• WORK INSTRUCTIONS: Copy out each line below in which the string "localhost" appears.

• MATERIAL FOR THE TASK:

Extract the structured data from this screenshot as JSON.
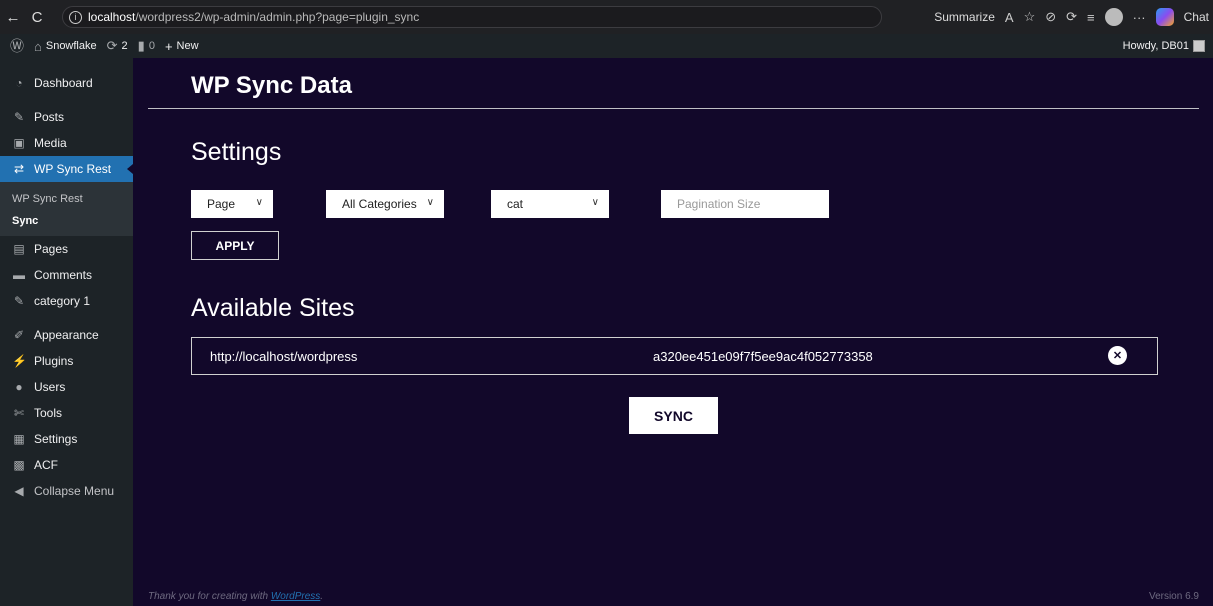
{
  "browser": {
    "back_icon": "←",
    "reload_icon": "C",
    "url_host": "localhost",
    "url_path": "/wordpress2/wp-admin/admin.php?page=plugin_sync",
    "summarize_label": "Summarize",
    "chat_label": "Chat"
  },
  "admin_bar": {
    "site_name": "Snowflake",
    "updates_count": "2",
    "comments_count": "0",
    "new_label": "New",
    "howdy": "Howdy, DB01"
  },
  "sidebar": {
    "items": [
      {
        "label": "Dashboard",
        "icon": "dashboard-icon"
      },
      {
        "label": "Posts",
        "icon": "pin-icon"
      },
      {
        "label": "Media",
        "icon": "media-icon"
      },
      {
        "label": "WP Sync Rest",
        "icon": "sync-icon"
      },
      {
        "label": "Pages",
        "icon": "page-icon"
      },
      {
        "label": "Comments",
        "icon": "comment-icon"
      },
      {
        "label": "category 1",
        "icon": "pin-icon"
      },
      {
        "label": "Appearance",
        "icon": "brush-icon"
      },
      {
        "label": "Plugins",
        "icon": "plugin-icon"
      },
      {
        "label": "Users",
        "icon": "user-icon"
      },
      {
        "label": "Tools",
        "icon": "wrench-icon"
      },
      {
        "label": "Settings",
        "icon": "settings-icon"
      },
      {
        "label": "ACF",
        "icon": "acf-icon"
      },
      {
        "label": "Collapse Menu",
        "icon": "collapse-icon"
      }
    ],
    "submenu": [
      {
        "label": "WP Sync Rest"
      },
      {
        "label": "Sync"
      }
    ]
  },
  "main": {
    "title": "WP Sync Data",
    "settings_heading": "Settings",
    "filters": {
      "type_selected": "Page",
      "category_selected": "All Categories",
      "taxonomy_selected": "cat",
      "pagination_placeholder": "Pagination Size"
    },
    "apply_label": "APPLY",
    "sites_heading": "Available Sites",
    "sites": [
      {
        "url": "http://localhost/wordpress",
        "key": "a320ee451e09f7f5ee9ac4f052773358"
      }
    ],
    "sync_label": "SYNC"
  },
  "footer": {
    "thanks_prefix": "Thank you for creating with ",
    "wordpress_link": "WordPress",
    "thanks_suffix": ".",
    "version": "Version 6.9"
  }
}
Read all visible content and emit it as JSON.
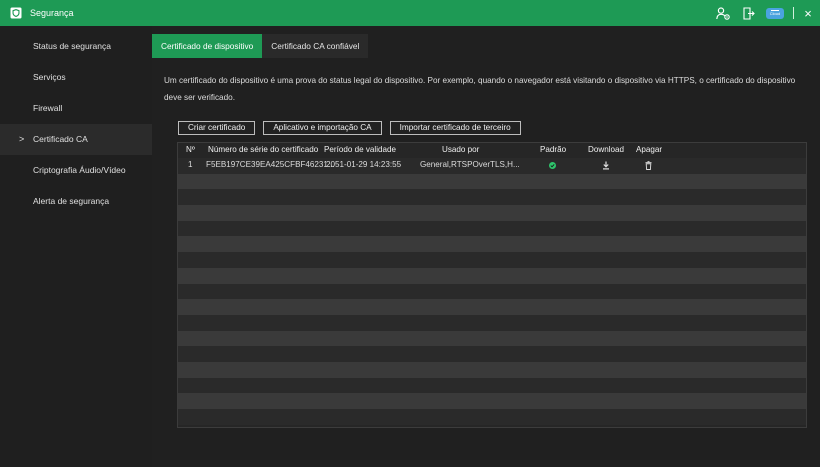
{
  "window": {
    "title": "Segurança",
    "cloud_badge": "Cloud",
    "close_label": "×"
  },
  "sidebar": {
    "items": [
      {
        "label": "Status de segurança"
      },
      {
        "label": "Serviços"
      },
      {
        "label": "Firewall"
      },
      {
        "label": "Certificado CA",
        "active": true
      },
      {
        "label": "Criptografia Áudio/Vídeo"
      },
      {
        "label": "Alerta de segurança"
      }
    ],
    "active_marker": ">"
  },
  "tabs": [
    {
      "label": "Certificado de dispositivo",
      "active": true
    },
    {
      "label": "Certificado CA confiável",
      "active": false
    }
  ],
  "description": "Um certificado do dispositivo é uma prova do status legal do dispositivo. Por exemplo, quando o navegador está visitando o dispositivo via HTTPS, o certificado do dispositivo deve ser verificado.",
  "actions": {
    "create": "Criar certificado",
    "apply_import": "Aplicativo e importação CA",
    "import_third": "Importar certificado de terceiro"
  },
  "table": {
    "headers": {
      "no": "Nº",
      "serial": "Número de série do certificado",
      "validity": "Período de validade",
      "used_by": "Usado por",
      "default": "Padrão",
      "download": "Download",
      "delete": "Apagar"
    },
    "rows": [
      {
        "no": "1",
        "serial": "F5EB197CE39EA425CFBF46231...",
        "validity": "2051-01-29 14:23:55",
        "used_by": "General,RTSPOverTLS,H...",
        "default": true
      }
    ]
  },
  "colors": {
    "accent": "#1e9a55",
    "default_status": "#2ec46b"
  },
  "icons": {
    "title": "shield-icon",
    "user": "user-settings-icon",
    "logout": "logout-icon",
    "cloud": "cloud-icon",
    "download": "download-icon",
    "delete": "trash-icon",
    "default": "check-circle-icon"
  }
}
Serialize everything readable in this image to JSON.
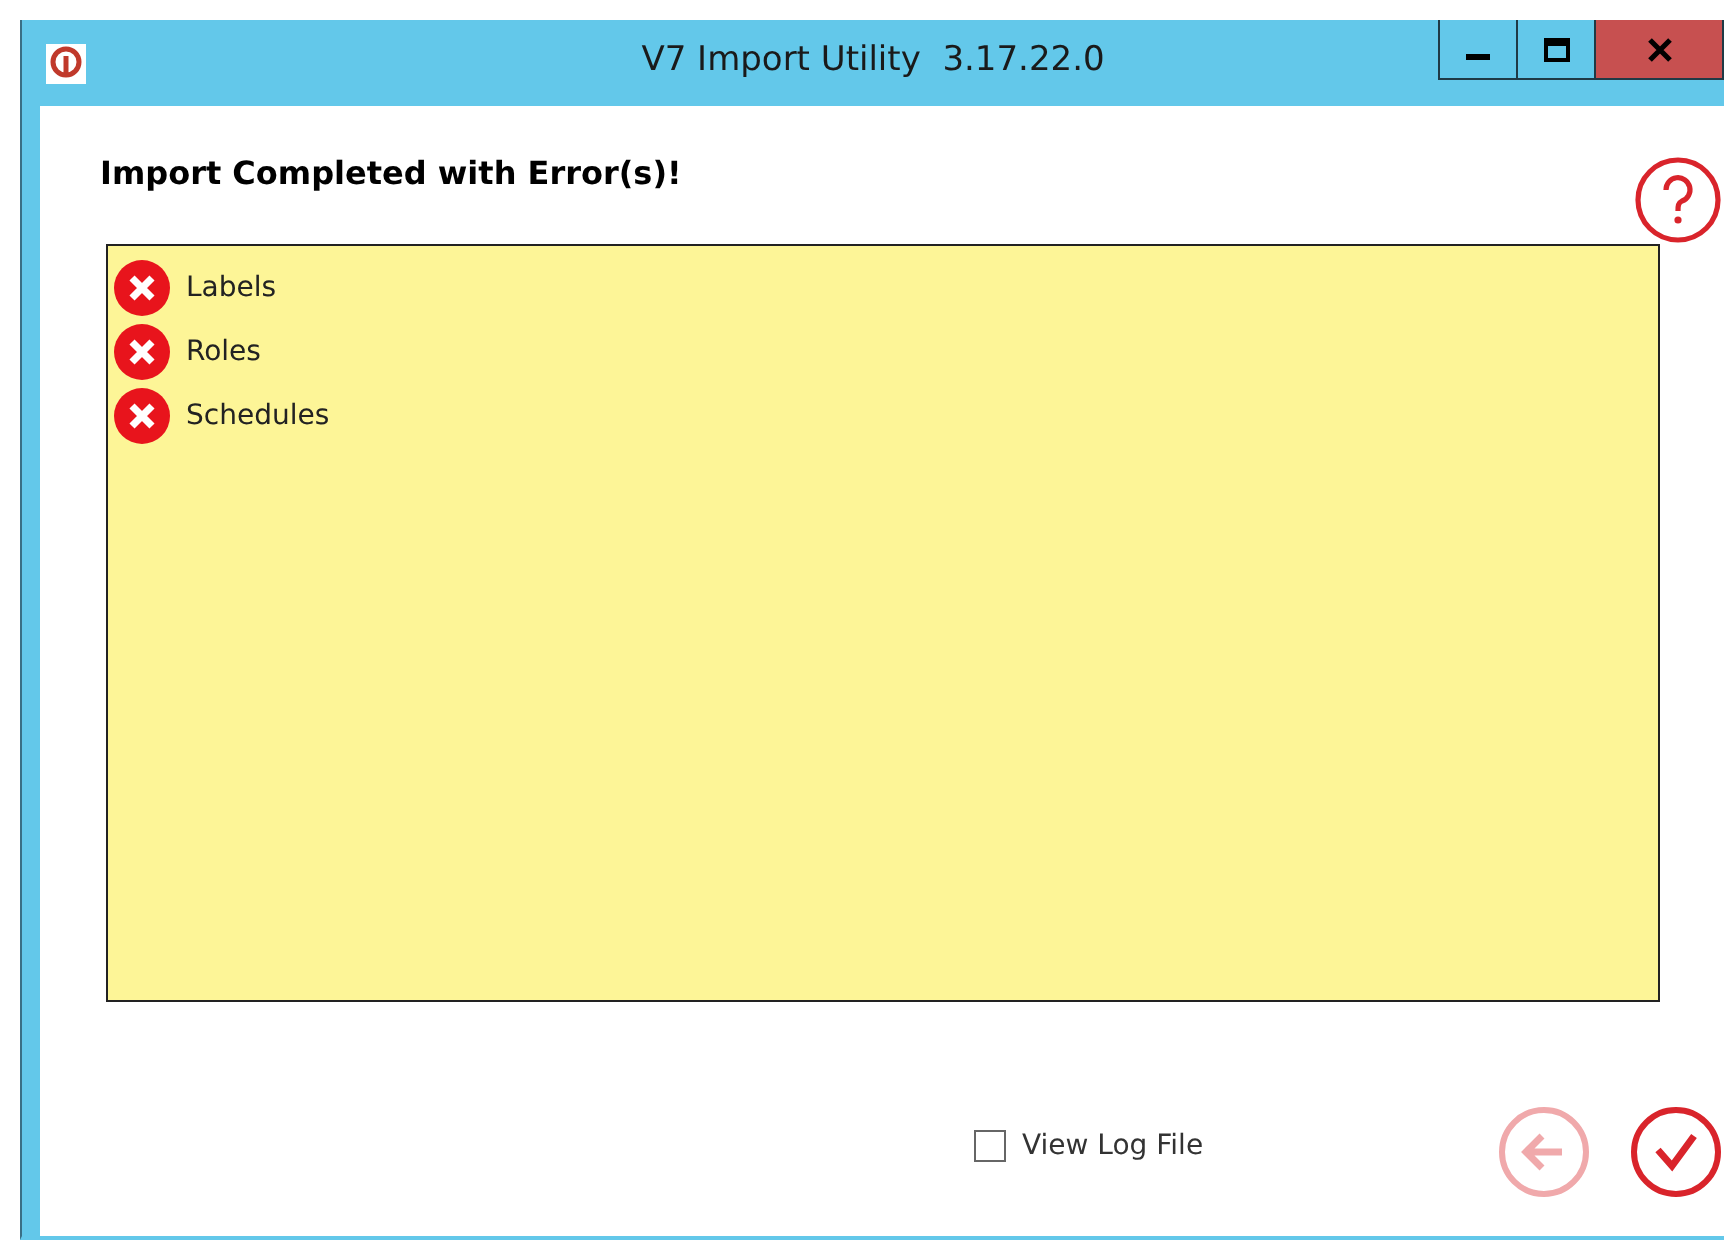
{
  "window": {
    "title": "V7 Import Utility  3.17.22.0"
  },
  "heading": "Import Completed with Error(s)!",
  "results": [
    {
      "label": "Labels",
      "kind": "error"
    },
    {
      "label": "Roles",
      "kind": "error"
    },
    {
      "label": "Schedules",
      "kind": "error"
    }
  ],
  "view_log": {
    "label": "View Log File",
    "checked": false
  },
  "back_button": {
    "disabled": true
  },
  "finish_button": {
    "disabled": false
  }
}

• RESULT FOR THIS EXERCISE:
    "url_host": "localhost",
        "url": "http://localhost/wordpress",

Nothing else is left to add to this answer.